Some of the most egregious failures in Mississippi’s justice courts could be fixed by the state Supreme Court, which has the final authority over how courts work in the state. The court periodically considers updates to the rules of criminal procedure, but no one has asked it to update its rules on search warrants.
Supreme Court Chief Justice Michael Randolph and Justice Jim Kitchens, the presiding member of its rules committee, declined interview requests. Through a spokesperson, Kitchens said he couldn’t discuss the matter because a case about rule violations could come before the court.
Court rules in neighboring Alabama and Arkansas don’t have any ambiguity about who’s supposed to store search warrants. They say judges should receive the search warrant documents after the execution of the search and should turn them over to the court clerk for filing.
In the absence of a top-down directive, justice and municipal courts could take action on their own. The state Judicial College advised justice court judges on how they could change their procedures after the Daily Journal and ProPublica started contacting clerks across the state.
Monroe County Justice Court Clerk Tina Morrow and the judges there followed that advice. Judges now alert Morrow after they sign a search warrant. They keep an unofficial docket of issued warrants, which allows them to flag any warrants that haven’t been returned.
“You’ve got to change with the times,” Morrow said. “You can’t just keep doing what you’ve been doing since the 1980s.”
The director of the Judicial College declined an interview request.
Other clerks, however, want additional guidance written into the rules. “Something needs to be revised so everyone can be on the correct page,” said Sunflower County Justice Court Clerk Patricia Strong. “I’m willing to follow the rules.”

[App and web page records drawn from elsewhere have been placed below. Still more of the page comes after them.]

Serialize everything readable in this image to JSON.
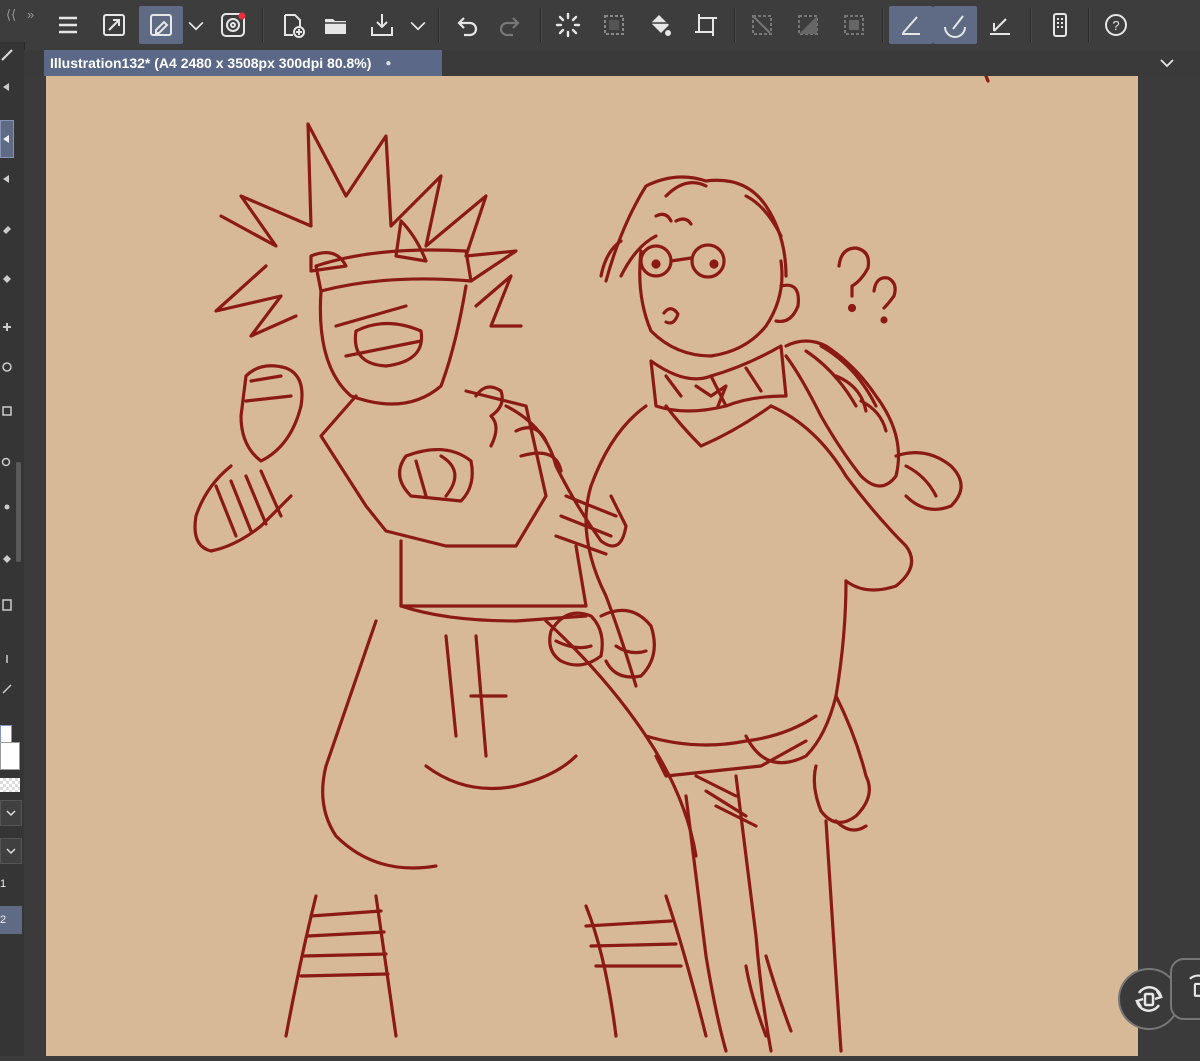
{
  "colors": {
    "app_bg": "#3b3b3b",
    "toolbar_bg": "#3d3d3d",
    "active_blue": "#5f6b84",
    "paper": "#d8b997",
    "sketch_line": "#8b1a14"
  },
  "command_bar": {
    "buttons": [
      {
        "name": "menu-icon"
      },
      {
        "name": "fit-screen-icon"
      },
      {
        "name": "transform-icon",
        "active": true
      },
      {
        "name": "dropdown-icon"
      },
      {
        "name": "circle-target-icon"
      },
      {
        "name": "new-file-icon"
      },
      {
        "name": "open-folder-icon"
      },
      {
        "name": "export-icon"
      },
      {
        "name": "dropdown-icon"
      },
      {
        "name": "undo-icon"
      },
      {
        "name": "redo-icon"
      },
      {
        "name": "loading-spinner-icon"
      },
      {
        "name": "selection-icon"
      },
      {
        "name": "fill-icon"
      },
      {
        "name": "crop-icon"
      },
      {
        "name": "clear-selection-icon"
      },
      {
        "name": "invert-selection-icon"
      },
      {
        "name": "frame-icon"
      },
      {
        "name": "ruler-snap-icon",
        "active": true
      },
      {
        "name": "brush-icon",
        "active": true
      },
      {
        "name": "pen-icon"
      },
      {
        "name": "device-icon"
      },
      {
        "name": "help-icon"
      }
    ]
  },
  "document": {
    "tab_title": "Illustration132* (A4 2480 x 3508px 300dpi 80.8%)",
    "modified_dot": "●"
  },
  "left_panel": {
    "layer_numbers": [
      "1",
      "2"
    ]
  }
}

Search Warrant Sheds Light on Her Father’s Killing
Robbie Geiger learned the value of access to search warrants after Monroe County sheriff’s deputies shot and killed her father, Ricky Keeton, during a no-knock raid in 2015.
Two days after his death, Geiger and her relatives demanded a copy of the search warrant. Not yet, Sheriff Cecil Cantrell told Geiger, even though his deputies should have left a copy of the warrant at her father’s home at the time of the raid.

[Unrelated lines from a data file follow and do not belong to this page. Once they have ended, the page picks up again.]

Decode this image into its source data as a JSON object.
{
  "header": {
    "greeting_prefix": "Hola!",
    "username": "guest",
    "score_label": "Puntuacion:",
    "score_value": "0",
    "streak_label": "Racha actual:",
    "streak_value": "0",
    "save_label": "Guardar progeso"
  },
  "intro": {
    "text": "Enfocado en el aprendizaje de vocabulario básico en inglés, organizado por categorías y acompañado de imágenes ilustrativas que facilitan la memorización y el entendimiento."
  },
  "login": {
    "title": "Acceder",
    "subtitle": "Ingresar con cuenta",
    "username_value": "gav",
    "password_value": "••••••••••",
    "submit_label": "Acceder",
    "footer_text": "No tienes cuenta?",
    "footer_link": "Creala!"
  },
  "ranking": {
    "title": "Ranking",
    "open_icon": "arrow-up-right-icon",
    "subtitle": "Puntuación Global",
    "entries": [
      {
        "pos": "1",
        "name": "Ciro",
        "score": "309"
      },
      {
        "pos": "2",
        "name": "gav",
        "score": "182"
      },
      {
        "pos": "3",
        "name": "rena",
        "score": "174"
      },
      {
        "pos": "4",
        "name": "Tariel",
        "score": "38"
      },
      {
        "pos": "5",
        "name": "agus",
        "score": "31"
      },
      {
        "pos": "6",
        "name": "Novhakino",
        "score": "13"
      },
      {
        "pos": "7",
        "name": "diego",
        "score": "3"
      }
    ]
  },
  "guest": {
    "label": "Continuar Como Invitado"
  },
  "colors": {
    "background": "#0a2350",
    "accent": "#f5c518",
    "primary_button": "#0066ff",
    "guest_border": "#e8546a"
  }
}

“At the proper time, we’ll give you copies of everything we have,” Cantrell said, according to an audio recording made by one of Geiger’s relatives.
The proper time never arrived.

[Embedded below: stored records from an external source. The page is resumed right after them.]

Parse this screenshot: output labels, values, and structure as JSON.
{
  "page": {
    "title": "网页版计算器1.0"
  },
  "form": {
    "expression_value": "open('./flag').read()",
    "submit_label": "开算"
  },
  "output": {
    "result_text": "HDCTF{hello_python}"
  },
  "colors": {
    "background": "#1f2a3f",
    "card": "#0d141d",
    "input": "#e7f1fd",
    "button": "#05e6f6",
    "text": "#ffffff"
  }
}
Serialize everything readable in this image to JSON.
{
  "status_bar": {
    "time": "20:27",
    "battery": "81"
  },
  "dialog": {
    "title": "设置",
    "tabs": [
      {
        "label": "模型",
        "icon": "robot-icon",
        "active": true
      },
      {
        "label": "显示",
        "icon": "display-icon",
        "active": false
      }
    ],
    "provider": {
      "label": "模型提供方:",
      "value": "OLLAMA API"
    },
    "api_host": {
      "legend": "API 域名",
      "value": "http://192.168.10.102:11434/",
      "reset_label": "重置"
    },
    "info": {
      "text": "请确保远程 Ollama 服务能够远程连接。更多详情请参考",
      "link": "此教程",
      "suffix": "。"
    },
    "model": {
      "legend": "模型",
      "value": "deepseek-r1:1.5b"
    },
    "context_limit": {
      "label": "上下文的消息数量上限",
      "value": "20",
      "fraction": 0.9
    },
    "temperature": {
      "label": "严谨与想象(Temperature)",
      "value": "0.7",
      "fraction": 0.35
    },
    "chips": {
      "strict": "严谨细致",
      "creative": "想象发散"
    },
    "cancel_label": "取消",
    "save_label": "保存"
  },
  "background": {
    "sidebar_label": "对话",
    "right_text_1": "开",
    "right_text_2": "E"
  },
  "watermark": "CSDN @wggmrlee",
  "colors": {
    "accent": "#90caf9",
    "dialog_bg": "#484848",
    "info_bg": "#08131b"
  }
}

“They wouldn’t give me a warrant or a return, and they wouldn’t talk to me,” Geiger said. “I kind of had an idea then that something was going on, and it wasn’t right.”
Cantrell, who is no longer sheriff of Monroe County, did not respond to interview requests. The Mississippi Bureau of Investigation compiled a report about the raid, which was presented to a grand jury to consider charges against the officers involved. The grand jury declined to indict any of the deputies.
Five months after her father’s death, Geiger still knew little about the circumstances that had led to the raid.
Then she learned the search warrant should be on file at the courthouse. At the Monroe County Justice Court, Morrow provided Geiger with her father’s case file.
What she saw in the documents was startling. The narcotics investigator who obtained the search warrant offered no explanation as to why he needed a no-knock warrant.
A sheriff’s investigator had assured Geiger and her family that deputies had found methamphetamine and marijuana in Keeton’s home, but the inventory of seized property listed no drugs.
Deputies took security cameras that may have contained images of the raid, keeping potentially valuable evidence out of the hands of the Mississippi Bureau of Investigation, which was investigating Keeton’s death. Some images may have been deleted, an officer with the agency later testified.
Those details were used to support key allegations in a lawsuit Geiger and two of her sisters filed in 2016 against Monroe County and a sheriff’s deputy over her father’s death. Last week, the county agreed to pay $690,000 to settle the lawsuit.
“If I hadn’t looked or investigated,” Geiger said, “I would more than likely to this day not have the search warrant.”